Brief
Your answer should consist of the lines below that hold the word "Município".

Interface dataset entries
────────────────

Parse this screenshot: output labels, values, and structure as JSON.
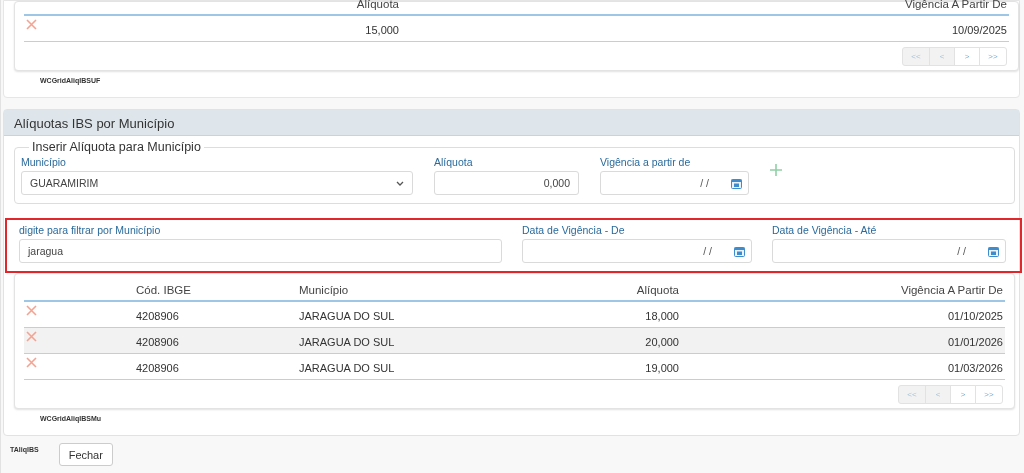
{
  "top_grid": {
    "columns": [
      "Alíquota",
      "Vigência A Partir De"
    ],
    "rows": [
      {
        "aliquota": "15,000",
        "vigencia": "10/09/2025"
      }
    ],
    "pager": [
      {
        "label": "<<",
        "disabled": true
      },
      {
        "label": "<",
        "disabled": true
      },
      {
        "label": ">",
        "disabled": false
      },
      {
        "label": ">>",
        "disabled": false
      }
    ],
    "caption": "WCGridAliqIBSUF"
  },
  "section": {
    "title": "Alíquotas IBS por Município",
    "insert": {
      "legend": "Inserir Alíquota para Município",
      "municipio": {
        "label": "Município",
        "value": "GUARAMIRIM"
      },
      "aliquota": {
        "label": "Alíquota",
        "value": "0,000"
      },
      "vigencia": {
        "label": "Vigência a partir de",
        "value": "/ /"
      }
    },
    "filter": {
      "municipio": {
        "label": "digite para filtrar por Município",
        "value": "jaragua"
      },
      "de": {
        "label": "Data de Vigência - De",
        "value": "/ /"
      },
      "ate": {
        "label": "Data de Vigência - Até",
        "value": "/ /"
      }
    },
    "grid": {
      "columns": [
        "Cód. IBGE",
        "Município",
        "Alíquota",
        "Vigência A Partir De"
      ],
      "rows": [
        {
          "codigo": "4208906",
          "municipio": "JARAGUA DO SUL",
          "aliquota": "18,000",
          "vigencia": "01/10/2025"
        },
        {
          "codigo": "4208906",
          "municipio": "JARAGUA DO SUL",
          "aliquota": "20,000",
          "vigencia": "01/01/2026"
        },
        {
          "codigo": "4208906",
          "municipio": "JARAGUA DO SUL",
          "aliquota": "19,000",
          "vigencia": "01/03/2026"
        }
      ],
      "pager": [
        {
          "label": "<<",
          "disabled": true
        },
        {
          "label": "<",
          "disabled": true
        },
        {
          "label": ">",
          "disabled": false
        },
        {
          "label": ">>",
          "disabled": false
        }
      ],
      "caption": "WCGridAliqIBSMu"
    }
  },
  "footer": {
    "caption": "TAliqIBS",
    "button": "Fechar"
  }
}
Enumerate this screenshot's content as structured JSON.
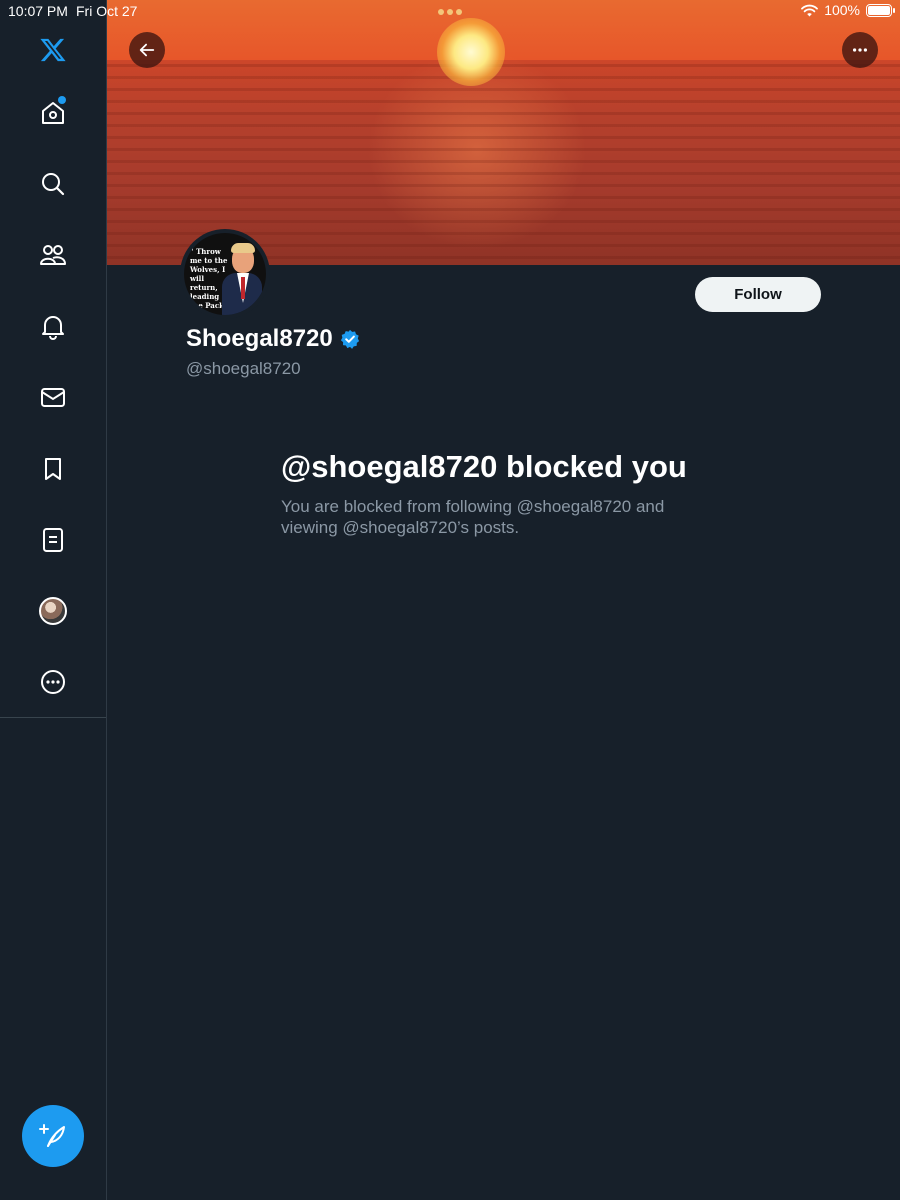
{
  "status_bar": {
    "time": "10:07 PM",
    "date": "Fri Oct 27",
    "battery": "100%"
  },
  "sidebar": {
    "items": [
      {
        "name": "logo",
        "icon": "x-logo-icon"
      },
      {
        "name": "home",
        "icon": "home-icon",
        "has_notification": true
      },
      {
        "name": "search",
        "icon": "search-icon"
      },
      {
        "name": "communities",
        "icon": "communities-icon"
      },
      {
        "name": "notifications",
        "icon": "bell-icon"
      },
      {
        "name": "messages",
        "icon": "mail-icon"
      },
      {
        "name": "bookmarks",
        "icon": "bookmark-icon"
      },
      {
        "name": "lists",
        "icon": "list-icon"
      },
      {
        "name": "profile",
        "icon": "avatar"
      },
      {
        "name": "more",
        "icon": "more-circle-icon"
      }
    ],
    "compose_icon": "compose-icon"
  },
  "profile": {
    "display_name": "Shoegal8720",
    "handle": "@shoegal8720",
    "verified": true,
    "follow_label": "Follow",
    "avatar_quote": "\" Throw me to the Wolves, I will return, leading the Pack \""
  },
  "blocked": {
    "title": "@shoegal8720 blocked you",
    "description": "You are blocked from following @shoegal8720 and viewing @shoegal8720’s posts."
  },
  "colors": {
    "background": "#17202a",
    "accent": "#1d9bf0",
    "muted_text": "#8b98a5",
    "follow_button_bg": "#eff3f4"
  }
}
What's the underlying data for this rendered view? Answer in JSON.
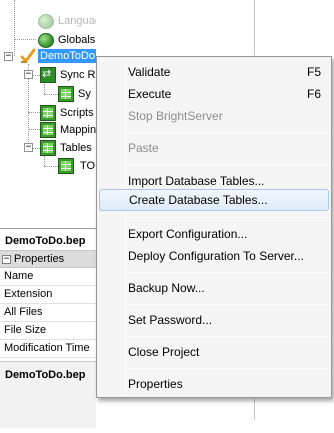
{
  "tree": {
    "nodes": {
      "languages": "Languages",
      "globals": "Globals",
      "project": "DemoToDo.b",
      "sync_rules": "Sync R",
      "sync_child": "Sy",
      "scripts": "Scripts",
      "mappings": "Mappin",
      "tables": "Tables",
      "table_child": "TO"
    }
  },
  "properties": {
    "title": "DemoToDo.bep",
    "category": "Properties",
    "rows": [
      "Name",
      "Extension",
      "All Files",
      "File Size",
      "Modification Time"
    ],
    "footer": "DemoToDo.bep"
  },
  "context_menu": {
    "items": [
      {
        "label": "Validate",
        "shortcut": "F5",
        "disabled": false,
        "highlight": false
      },
      {
        "label": "Execute",
        "shortcut": "F6",
        "disabled": false,
        "highlight": false
      },
      {
        "label": "Stop BrightServer",
        "shortcut": "",
        "disabled": true,
        "highlight": false
      },
      {
        "label": "Paste",
        "shortcut": "",
        "disabled": true,
        "highlight": false
      },
      {
        "label": "Import Database Tables...",
        "shortcut": "",
        "disabled": false,
        "highlight": false
      },
      {
        "label": "Create Database Tables...",
        "shortcut": "",
        "disabled": false,
        "highlight": true
      },
      {
        "label": "Export Configuration...",
        "shortcut": "",
        "disabled": false,
        "highlight": false
      },
      {
        "label": "Deploy Configuration To Server...",
        "shortcut": "",
        "disabled": false,
        "highlight": false
      },
      {
        "label": "Backup Now...",
        "shortcut": "",
        "disabled": false,
        "highlight": false
      },
      {
        "label": "Set Password...",
        "shortcut": "",
        "disabled": false,
        "highlight": false
      },
      {
        "label": "Close Project",
        "shortcut": "",
        "disabled": false,
        "highlight": false
      },
      {
        "label": "Properties",
        "shortcut": "",
        "disabled": false,
        "highlight": false
      }
    ]
  },
  "icons": {
    "globals": "globe-icon",
    "project": "project-check-icon",
    "sync_rules": "sync-icon",
    "grid": "table-grid-icon"
  },
  "colors": {
    "selection": "#3399ff",
    "menu_highlight": "#dfeafa",
    "disabled_text": "#8d8d8d"
  }
}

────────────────

Answer space
    "title": "Alíquotas IBS por Município",
      "legend": "Inserir Alíquota para Município",
        "label": "Município",
        "label": "digite para filtrar por Município",
        "Município",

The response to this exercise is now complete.